▸ EXERCISE PROMPT
Print the records exactly. Every mark must remain.

Segment Start: RECORDS FOR THE TASK

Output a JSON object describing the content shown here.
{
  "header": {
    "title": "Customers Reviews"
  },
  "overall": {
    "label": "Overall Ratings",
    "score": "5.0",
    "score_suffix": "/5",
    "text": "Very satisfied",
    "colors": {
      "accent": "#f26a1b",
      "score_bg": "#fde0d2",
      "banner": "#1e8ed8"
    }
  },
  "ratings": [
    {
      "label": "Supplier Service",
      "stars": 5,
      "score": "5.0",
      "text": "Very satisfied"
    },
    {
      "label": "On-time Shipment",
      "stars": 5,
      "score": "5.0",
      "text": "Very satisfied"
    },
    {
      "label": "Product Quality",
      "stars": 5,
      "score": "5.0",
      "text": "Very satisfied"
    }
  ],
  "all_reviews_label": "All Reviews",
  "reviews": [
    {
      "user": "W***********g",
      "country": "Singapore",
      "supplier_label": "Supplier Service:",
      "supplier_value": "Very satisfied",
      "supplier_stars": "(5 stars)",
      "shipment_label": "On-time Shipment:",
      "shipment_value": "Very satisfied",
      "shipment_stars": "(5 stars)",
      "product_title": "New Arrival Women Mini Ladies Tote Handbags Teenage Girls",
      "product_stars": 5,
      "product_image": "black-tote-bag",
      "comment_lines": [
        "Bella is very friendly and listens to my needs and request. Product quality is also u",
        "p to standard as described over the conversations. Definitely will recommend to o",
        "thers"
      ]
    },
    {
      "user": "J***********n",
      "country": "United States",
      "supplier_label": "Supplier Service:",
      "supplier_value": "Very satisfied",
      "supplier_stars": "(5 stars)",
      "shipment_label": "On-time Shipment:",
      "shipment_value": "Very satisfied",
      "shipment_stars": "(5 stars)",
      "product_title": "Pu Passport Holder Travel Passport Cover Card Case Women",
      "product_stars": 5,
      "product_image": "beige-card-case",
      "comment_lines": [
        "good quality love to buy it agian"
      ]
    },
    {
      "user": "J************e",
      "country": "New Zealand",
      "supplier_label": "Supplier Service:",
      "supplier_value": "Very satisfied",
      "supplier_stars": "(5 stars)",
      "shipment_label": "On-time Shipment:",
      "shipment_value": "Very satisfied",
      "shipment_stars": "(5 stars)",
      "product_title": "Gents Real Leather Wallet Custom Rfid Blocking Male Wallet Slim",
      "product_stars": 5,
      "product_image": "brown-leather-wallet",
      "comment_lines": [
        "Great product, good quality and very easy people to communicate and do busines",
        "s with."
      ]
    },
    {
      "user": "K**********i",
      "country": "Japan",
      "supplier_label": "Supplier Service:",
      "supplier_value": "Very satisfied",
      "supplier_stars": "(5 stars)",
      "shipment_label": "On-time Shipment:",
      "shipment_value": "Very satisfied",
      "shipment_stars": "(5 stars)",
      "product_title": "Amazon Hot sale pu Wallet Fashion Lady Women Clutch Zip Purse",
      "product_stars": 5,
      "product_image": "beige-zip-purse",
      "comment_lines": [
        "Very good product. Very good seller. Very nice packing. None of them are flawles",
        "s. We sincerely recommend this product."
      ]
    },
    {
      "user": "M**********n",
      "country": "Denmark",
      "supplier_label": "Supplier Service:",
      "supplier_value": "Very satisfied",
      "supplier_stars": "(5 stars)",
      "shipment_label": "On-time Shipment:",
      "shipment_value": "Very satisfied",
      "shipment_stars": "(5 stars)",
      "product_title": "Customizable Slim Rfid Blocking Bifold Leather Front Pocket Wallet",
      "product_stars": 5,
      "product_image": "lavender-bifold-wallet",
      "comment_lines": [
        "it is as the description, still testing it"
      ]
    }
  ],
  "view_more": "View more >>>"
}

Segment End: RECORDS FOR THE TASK

▸ EXERCISE OUTPUT
Output a JSON object describing the content shown here.
{
  "header": {
    "title": "Customers Reviews"
  },
  "overall": {
    "label": "Overall Ratings",
    "score": "5.0",
    "score_suffix": "/5",
    "text": "Very satisfied",
    "colors": {
      "accent": "#f26a1b",
      "score_bg": "#fde0d2",
      "banner": "#1e8ed8"
    }
  },
  "ratings": [
    {
      "label": "Supplier Service",
      "stars": 5,
      "score": "5.0",
      "text": "Very satisfied"
    },
    {
      "label": "On-time Shipment",
      "stars": 5,
      "score": "5.0",
      "text": "Very satisfied"
    },
    {
      "label": "Product Quality",
      "stars": 5,
      "score": "5.0",
      "text": "Very satisfied"
    }
  ],
  "all_reviews_label": "All Reviews",
  "reviews": [
    {
      "user": "W***********g",
      "country": "Singapore",
      "supplier_label": "Supplier Service:",
      "supplier_value": "Very satisfied",
      "supplier_stars": "(5 stars)",
      "shipment_label": "On-time Shipment:",
      "shipment_value": "Very satisfied",
      "shipment_stars": "(5 stars)",
      "product_title": "New Arrival Women Mini Ladies Tote Handbags Teenage Girls",
      "product_stars": 5,
      "product_image": "black-tote-bag",
      "comment_lines": [
        "Bella is very friendly and listens to my needs and request. Product quality is also u",
        "p to standard as described over the conversations. Definitely will recommend to o",
        "thers"
      ]
    },
    {
      "user": "J***********n",
      "country": "United States",
      "supplier_label": "Supplier Service:",
      "supplier_value": "Very satisfied",
      "supplier_stars": "(5 stars)",
      "shipment_label": "On-time Shipment:",
      "shipment_value": "Very satisfied",
      "shipment_stars": "(5 stars)",
      "product_title": "Pu Passport Holder Travel Passport Cover Card Case Women",
      "product_stars": 5,
      "product_image": "beige-card-case",
      "comment_lines": [
        "good quality love to buy it agian"
      ]
    },
    {
      "user": "J************e",
      "country": "New Zealand",
      "supplier_label": "Supplier Service:",
      "supplier_value": "Very satisfied",
      "supplier_stars": "(5 stars)",
      "shipment_label": "On-time Shipment:",
      "shipment_value": "Very satisfied",
      "shipment_stars": "(5 stars)",
      "product_title": "Gents Real Leather Wallet Custom Rfid Blocking Male Wallet Slim",
      "product_stars": 5,
      "product_image": "brown-leather-wallet",
      "comment_lines": [
        "Great product, good quality and very easy people to communicate and do busines",
        "s with."
      ]
    },
    {
      "user": "K**********i",
      "country": "Japan",
      "supplier_label": "Supplier Service:",
      "supplier_value": "Very satisfied",
      "supplier_stars": "(5 stars)",
      "shipment_label": "On-time Shipment:",
      "shipment_value": "Very satisfied",
      "shipment_stars": "(5 stars)",
      "product_title": "Amazon Hot sale pu Wallet Fashion Lady Women Clutch Zip Purse",
      "product_stars": 5,
      "product_image": "beige-zip-purse",
      "comment_lines": [
        "Very good product. Very good seller. Very nice packing. None of them are flawles",
        "s. We sincerely recommend this product."
      ]
    },
    {
      "user": "M**********n",
      "country": "Denmark",
      "supplier_label": "Supplier Service:",
      "supplier_value": "Very satisfied",
      "supplier_stars": "(5 stars)",
      "shipment_label": "On-time Shipment:",
      "shipment_value": "Very satisfied",
      "shipment_stars": "(5 stars)",
      "product_title": "Customizable Slim Rfid Blocking Bifold Leather Front Pocket Wallet",
      "product_stars": 5,
      "product_image": "lavender-bifold-wallet",
      "comment_lines": [
        "it is as the description, still testing it"
      ]
    }
  ],
  "view_more": "View more >>>"
}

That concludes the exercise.